But the Fulanis are sometimes loathe to be grouped together with the Hausas because of pride in their own distinct and distinguished history. 

The fact that it was the Fulanis (also known as Fulbe, Puel or Fula) who brought Islam by force to the pagan/animist Hausa states in Nigeria centuries ago also gives them a sense of religious superiority. Also, the Fulanis throughout history have held leadership roles in the various Hausa communities they settled into, working as judges, teachers, emirs and clerics. 

These leadership positions continue today as most Northern presidents and heads of state in Nigeria including Umaru Yar’Adua (President from 2007 – 2010), Sir Abubakara Tafewa Balewa (Nigeria’s first Prime Minister), Shehu Shagari (President 1979 – 1983) and Aliko Dangote (Richest Black Man in the World) are of Fulani descent.

The Fulani’s traditional nomadic lifestyle of roaming the countryside in search of pasture also distinguishes them from the ‘settled’ Hausas who live in towns, although most Fulanis are now settled in towns. Fulanis also derive much of their foods like Fura da Nono(Millet cakes and yoghurt) and Main Shanu(savoury butter) from their cattle, unlike the Hausas.
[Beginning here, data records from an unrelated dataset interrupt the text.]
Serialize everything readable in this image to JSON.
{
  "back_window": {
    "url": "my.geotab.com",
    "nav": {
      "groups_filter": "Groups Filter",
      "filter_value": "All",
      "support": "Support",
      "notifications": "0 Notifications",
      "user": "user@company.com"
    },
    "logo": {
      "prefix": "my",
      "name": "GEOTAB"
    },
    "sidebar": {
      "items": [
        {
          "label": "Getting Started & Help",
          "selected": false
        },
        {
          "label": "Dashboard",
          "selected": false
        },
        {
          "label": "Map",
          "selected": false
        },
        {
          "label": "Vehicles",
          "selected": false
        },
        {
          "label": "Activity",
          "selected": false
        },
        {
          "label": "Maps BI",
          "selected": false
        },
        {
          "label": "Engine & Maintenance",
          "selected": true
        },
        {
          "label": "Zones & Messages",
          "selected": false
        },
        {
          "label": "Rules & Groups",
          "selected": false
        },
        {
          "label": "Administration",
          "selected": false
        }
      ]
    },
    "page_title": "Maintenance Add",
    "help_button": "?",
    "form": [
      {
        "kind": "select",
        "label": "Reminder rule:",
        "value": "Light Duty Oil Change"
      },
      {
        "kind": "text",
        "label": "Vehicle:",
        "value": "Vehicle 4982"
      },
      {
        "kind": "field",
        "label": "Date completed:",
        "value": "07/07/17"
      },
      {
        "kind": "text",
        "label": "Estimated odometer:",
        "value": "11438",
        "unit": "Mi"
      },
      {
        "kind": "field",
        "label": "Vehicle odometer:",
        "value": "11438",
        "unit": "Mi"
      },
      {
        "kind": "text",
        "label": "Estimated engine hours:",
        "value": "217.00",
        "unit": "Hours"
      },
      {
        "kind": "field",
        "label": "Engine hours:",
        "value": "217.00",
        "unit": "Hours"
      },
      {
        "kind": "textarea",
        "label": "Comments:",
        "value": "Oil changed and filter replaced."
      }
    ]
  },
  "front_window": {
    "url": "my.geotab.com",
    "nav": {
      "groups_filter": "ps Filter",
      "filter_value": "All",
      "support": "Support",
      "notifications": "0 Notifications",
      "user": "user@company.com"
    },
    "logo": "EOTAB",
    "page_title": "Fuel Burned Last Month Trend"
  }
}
Both Fulanis and Hausa women wear henna dye on their hands and men and women from both tribes in rural areas often have dark facial tattoos, but Fulani men traditionally wear wide-brimmed straw hats with a pointed top, loose kaftan and shorts/trousers and carry sticks when herding; whilst the women’s traditional costume is a white midriff-exposing top and matching wrapper with pastel coloured patterns. But like Hausa women, they ordinarily dress modestly in headscarves, covered tops and wrappers made using African print material. Its think like ray i bet you
Fulanis are beautiful….. 😁😁😁